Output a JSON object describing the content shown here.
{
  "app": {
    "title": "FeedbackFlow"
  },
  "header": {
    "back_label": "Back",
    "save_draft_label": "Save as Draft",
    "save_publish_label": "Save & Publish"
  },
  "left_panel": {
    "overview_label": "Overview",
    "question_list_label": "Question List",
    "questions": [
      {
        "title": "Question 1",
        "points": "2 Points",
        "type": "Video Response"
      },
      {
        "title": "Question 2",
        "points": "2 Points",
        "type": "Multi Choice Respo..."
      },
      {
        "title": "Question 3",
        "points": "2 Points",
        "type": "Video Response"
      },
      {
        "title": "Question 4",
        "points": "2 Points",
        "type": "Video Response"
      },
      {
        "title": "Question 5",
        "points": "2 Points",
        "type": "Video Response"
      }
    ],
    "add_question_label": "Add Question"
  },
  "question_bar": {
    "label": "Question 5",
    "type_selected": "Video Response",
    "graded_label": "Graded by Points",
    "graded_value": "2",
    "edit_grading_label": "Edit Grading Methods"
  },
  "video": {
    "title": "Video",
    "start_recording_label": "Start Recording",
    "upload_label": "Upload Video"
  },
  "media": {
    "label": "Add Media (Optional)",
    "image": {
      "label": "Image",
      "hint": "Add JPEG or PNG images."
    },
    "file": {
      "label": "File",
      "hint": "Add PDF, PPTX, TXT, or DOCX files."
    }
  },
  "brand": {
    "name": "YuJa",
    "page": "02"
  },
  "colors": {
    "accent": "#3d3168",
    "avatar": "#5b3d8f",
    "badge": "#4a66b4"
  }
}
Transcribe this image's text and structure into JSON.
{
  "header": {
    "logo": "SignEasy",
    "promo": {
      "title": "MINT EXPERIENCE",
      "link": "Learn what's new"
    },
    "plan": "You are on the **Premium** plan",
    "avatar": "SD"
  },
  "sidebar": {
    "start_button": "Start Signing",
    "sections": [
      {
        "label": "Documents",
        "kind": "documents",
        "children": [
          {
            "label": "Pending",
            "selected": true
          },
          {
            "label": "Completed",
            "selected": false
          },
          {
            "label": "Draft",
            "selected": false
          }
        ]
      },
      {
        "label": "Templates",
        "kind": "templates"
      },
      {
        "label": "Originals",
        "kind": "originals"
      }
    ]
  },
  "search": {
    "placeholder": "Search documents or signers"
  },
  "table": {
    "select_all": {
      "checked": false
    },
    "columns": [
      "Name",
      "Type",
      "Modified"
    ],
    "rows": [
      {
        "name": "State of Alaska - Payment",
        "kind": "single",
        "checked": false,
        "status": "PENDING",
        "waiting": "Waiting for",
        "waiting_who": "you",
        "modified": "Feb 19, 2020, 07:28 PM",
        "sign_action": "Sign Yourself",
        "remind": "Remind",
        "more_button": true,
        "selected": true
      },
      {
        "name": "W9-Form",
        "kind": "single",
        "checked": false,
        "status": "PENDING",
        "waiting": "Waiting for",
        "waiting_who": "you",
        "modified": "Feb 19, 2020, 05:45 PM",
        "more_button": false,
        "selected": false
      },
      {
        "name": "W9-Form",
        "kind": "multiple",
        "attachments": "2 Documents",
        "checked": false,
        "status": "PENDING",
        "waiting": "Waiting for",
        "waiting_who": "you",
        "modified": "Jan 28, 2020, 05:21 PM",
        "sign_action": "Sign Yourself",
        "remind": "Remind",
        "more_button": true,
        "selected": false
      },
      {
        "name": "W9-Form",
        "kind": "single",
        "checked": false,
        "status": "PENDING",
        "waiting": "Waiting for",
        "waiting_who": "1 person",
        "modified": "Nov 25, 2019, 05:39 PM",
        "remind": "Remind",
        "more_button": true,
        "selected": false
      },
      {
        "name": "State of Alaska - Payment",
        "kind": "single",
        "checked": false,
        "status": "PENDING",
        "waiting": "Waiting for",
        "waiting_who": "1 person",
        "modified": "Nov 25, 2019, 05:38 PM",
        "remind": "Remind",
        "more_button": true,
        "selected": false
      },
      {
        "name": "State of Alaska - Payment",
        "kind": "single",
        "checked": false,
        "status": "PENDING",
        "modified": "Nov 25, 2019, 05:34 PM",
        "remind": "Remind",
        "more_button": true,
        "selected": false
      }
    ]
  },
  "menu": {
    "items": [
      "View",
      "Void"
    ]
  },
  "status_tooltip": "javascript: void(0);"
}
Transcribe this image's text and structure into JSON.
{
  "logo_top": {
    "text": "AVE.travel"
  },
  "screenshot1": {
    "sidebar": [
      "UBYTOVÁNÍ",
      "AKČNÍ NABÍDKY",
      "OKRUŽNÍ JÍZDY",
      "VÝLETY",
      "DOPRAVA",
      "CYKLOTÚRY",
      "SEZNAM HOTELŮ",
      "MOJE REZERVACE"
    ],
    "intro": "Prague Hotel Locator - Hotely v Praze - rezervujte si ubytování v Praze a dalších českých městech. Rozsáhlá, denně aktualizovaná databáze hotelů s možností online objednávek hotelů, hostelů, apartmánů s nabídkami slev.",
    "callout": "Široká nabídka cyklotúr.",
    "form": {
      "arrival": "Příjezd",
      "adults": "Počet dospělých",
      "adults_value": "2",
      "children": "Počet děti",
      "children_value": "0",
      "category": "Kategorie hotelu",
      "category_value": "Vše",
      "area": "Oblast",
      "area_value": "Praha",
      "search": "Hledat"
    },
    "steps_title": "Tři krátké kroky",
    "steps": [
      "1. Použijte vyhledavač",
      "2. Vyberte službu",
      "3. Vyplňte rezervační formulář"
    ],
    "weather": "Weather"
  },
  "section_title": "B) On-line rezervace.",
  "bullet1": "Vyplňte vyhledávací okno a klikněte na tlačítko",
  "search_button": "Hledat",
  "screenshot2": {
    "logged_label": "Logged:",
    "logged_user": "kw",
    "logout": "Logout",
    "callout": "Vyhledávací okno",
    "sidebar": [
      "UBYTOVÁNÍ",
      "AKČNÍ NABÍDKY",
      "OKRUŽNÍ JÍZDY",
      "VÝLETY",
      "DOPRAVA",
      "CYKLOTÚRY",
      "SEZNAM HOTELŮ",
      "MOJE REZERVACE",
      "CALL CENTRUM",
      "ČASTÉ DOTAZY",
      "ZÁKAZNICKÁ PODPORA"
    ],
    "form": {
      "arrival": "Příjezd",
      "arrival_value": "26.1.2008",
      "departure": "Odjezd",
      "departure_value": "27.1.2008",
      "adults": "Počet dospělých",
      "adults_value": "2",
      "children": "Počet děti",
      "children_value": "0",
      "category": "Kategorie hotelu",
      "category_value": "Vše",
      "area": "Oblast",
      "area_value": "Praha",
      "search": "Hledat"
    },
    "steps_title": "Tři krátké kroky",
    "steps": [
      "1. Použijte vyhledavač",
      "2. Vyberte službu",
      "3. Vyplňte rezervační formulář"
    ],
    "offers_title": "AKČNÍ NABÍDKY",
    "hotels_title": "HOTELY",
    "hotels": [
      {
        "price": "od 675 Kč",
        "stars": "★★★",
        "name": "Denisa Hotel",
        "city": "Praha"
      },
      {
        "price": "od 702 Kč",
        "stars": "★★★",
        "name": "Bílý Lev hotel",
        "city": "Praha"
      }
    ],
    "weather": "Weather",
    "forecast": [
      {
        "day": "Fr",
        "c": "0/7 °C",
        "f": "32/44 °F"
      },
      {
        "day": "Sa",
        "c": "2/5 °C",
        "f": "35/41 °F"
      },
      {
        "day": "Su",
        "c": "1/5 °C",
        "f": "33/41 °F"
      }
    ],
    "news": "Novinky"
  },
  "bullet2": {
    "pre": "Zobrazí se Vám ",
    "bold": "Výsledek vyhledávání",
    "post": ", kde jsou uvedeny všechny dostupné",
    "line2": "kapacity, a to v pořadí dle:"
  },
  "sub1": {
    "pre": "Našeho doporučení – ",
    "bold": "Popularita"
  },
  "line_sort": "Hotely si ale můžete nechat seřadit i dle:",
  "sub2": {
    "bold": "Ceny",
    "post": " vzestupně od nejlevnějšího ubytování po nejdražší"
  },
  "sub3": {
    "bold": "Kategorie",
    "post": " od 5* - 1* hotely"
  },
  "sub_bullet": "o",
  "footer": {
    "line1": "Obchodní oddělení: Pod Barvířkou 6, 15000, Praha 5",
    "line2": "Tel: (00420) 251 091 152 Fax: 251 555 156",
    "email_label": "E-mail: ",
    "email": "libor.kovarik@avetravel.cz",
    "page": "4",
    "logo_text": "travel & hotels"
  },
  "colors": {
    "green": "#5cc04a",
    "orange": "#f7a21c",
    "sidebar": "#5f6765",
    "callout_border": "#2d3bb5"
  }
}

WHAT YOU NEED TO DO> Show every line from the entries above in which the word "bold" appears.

ANSWER FOR THE TASK>
    "bold": "Výsledek vyhledávání",
    "bold": "Popularita"
    "bold": "Ceny",
    "bold": "Kategorie",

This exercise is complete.